1957 Corvette RestoMod Story – Page 15
Rebuild the Dana 36 Differential
The Dana 36 uses a limited-slip differential (LSD). Called the “case”, the LSD transfers power to both wheels equally – except during turning. Inside the case are spider and side gears, and clutch packs. The clutches are what meter the distributed power to each wheel correctly.
When turning, the outside wheel must turn faster than the inside wheel. The LSD makes sure power is to both wheels in the correct proportions.
So I needed to disassemble the case to see if any of the gears or clutch packs were worn or damaged. Read on, this gets good…
As page 14 of this story noted, my ring & pinion will be replaced with 3.54 ratio gearing. The ratio is calculated by dividing the number of pinion teeth into the number of ring gear teeth.
At right are etchings on my Dana 36 carrier. The third row of numbers indicates the gear ratio (3.07), and then the ring and pinion teeth (43-14).
The last row is the build date for my Dana 36. You can see that is was definitely built for the 1995 production year.

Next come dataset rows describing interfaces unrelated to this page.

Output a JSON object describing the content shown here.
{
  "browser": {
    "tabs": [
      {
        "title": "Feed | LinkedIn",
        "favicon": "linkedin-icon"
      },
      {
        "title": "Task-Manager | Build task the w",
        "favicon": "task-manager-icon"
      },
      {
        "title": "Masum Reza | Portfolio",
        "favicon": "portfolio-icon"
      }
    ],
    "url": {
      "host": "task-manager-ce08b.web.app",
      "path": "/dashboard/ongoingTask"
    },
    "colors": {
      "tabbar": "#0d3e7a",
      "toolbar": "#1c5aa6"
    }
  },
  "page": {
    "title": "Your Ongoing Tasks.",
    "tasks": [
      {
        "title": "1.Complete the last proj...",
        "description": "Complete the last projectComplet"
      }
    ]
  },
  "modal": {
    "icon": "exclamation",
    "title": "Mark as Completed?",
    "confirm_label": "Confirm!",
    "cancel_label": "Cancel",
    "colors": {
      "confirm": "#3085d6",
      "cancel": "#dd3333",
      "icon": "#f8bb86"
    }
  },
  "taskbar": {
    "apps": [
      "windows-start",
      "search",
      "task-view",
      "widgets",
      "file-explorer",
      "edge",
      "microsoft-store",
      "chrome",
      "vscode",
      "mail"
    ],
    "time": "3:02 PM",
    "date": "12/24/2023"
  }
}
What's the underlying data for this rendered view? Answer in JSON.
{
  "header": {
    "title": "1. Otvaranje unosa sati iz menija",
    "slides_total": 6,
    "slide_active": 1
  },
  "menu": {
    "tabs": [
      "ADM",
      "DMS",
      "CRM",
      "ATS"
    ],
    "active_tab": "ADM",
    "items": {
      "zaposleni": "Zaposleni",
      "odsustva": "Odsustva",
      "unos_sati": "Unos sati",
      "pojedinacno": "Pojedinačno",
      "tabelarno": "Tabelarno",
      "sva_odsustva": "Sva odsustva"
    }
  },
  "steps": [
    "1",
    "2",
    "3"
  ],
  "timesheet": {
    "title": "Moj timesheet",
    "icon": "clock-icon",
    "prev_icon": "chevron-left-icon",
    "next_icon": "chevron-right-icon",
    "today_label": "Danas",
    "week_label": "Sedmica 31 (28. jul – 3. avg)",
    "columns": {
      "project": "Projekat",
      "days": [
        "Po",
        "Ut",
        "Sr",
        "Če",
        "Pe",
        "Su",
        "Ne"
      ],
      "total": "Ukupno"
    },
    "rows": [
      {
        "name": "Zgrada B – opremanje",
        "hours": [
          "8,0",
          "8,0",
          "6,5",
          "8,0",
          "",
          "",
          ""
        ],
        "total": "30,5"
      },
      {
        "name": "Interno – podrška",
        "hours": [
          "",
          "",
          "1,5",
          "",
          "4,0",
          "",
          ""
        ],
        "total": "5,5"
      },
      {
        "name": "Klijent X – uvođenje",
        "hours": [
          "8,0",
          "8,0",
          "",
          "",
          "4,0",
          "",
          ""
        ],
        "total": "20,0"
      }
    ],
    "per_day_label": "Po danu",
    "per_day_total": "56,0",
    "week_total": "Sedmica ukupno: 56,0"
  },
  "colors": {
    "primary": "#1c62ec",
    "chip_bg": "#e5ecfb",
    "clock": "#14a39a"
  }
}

I bought my new ring & pinion gears from Just Differentials and made by U.S. Gear. I did not want to buy imported gears because of the horror stories about steel quality. There are many other online sites, including Ebay. Also try Jeep product sites – Jeeps use Dana axles.
The first step is to remove the ring gear from the case. The bolts are torqued firmly, and they have threadlock on them so they won’t back out – so I used my 3/4-inch impact wrench to loosen ONLY.
Then I used my hand ratchet to back the bolts all the way out. Don’t act like NASCAR – if you gall the bolts you have to buy new ones, and they aren’t at your hardware store.
Next, remove the lock pin and center shaft (in that order) using a punch and hammer (above).
The center shaft will be re-used, but the lock pin can be replaced with a kit.
Be aware of the white line that is drawn down the case housing and center shaft. This line will be used again to line up the lock pin hole on re-assembly.
Once the center shaft is out, I used an round pry bar to turn the case while the spider gears were held in place by a stub axle in my vise.
The photo above shows how the side gears and thrust washer come out of the case.
It takes quite a bit of effort to turn the case housing with the pry bar, so make sure the assembly is securely tight in the vise.
The spider gears and clutch packs come out once the side gears are removed (left). The clutch packs are a stack of grooved plates (right).
These grooves counteract each other when the car turns to allow only the correct amount of wheel spin.
Splines hold the clutches on the spider gears, and these splines also contact the stub axle splines. Just Differentials also sells the correct clutch packs for the Dana 36.
The case bearings and cups are bolted to the carrier using bearing caps. Two mandatory tools are used to remove these and other bearings: A shop press and a bearing splitter. At right is the OTC 1123 bearing splitter.
Below right, you see the splitter clamps the bottom of the bearing. Then the splitter’s perimeter is supported on the press, and the press pushes down on the bearing seat until it pops off – quite a bit of pressure needed.
OTC/SPX makes many of the specialty tools used on GM vehicles – but whoa! are they expensive.
The 1123 was bought from S&J Tools online for about $75 – and I was lucky to get it at that price.
Chapter 10 of my book explains in detail how to set up the press and use the splitter. I also explain how to re-assemble the differential – and it’s not as easy as it sounds.
Once all re-used and new parts are lubricated, time to rebuild the differential.
At left, new clutch packs are installed. The bottom packs are under the lower spider gear inside the case.
I came up with a unique way to keep the upper clutch packs and spider gear in place while the side gears were inserted – and it’s all in Chapter 10.
And I used hardware I already owned!
The center shaft is almost back in the case (right). Note the white line on the case housing – the end of the center shaft has one too. This was put there by the factory to align the lock pin hole in the shaft with the hole in the case. After the center shaft is pounded in, a lock pin is pushed in these holes to keep the center shaft from coming out.
The wrench in this photo is holding on to the center shaft by way of two flat sides of the shaft. This allows you to turn the shaft to line up the white lines.
Make sure the case is secured in a bench vise before hammering in the center shaft and lock pin.
Here’s the completed differential. The thrust washers fit between the side gears and the case housing – and they are a bear to get re-installed. Chapter 10 of my book reveals all the tools and methods to make this scary rebuild easy.
Pressing on new bearings, setting up the backlash, pinion depth, and rotating torque, I used the minimum tools required. I used many sources of information, and when that didn’t work, I used common sense.
And my book has all the details.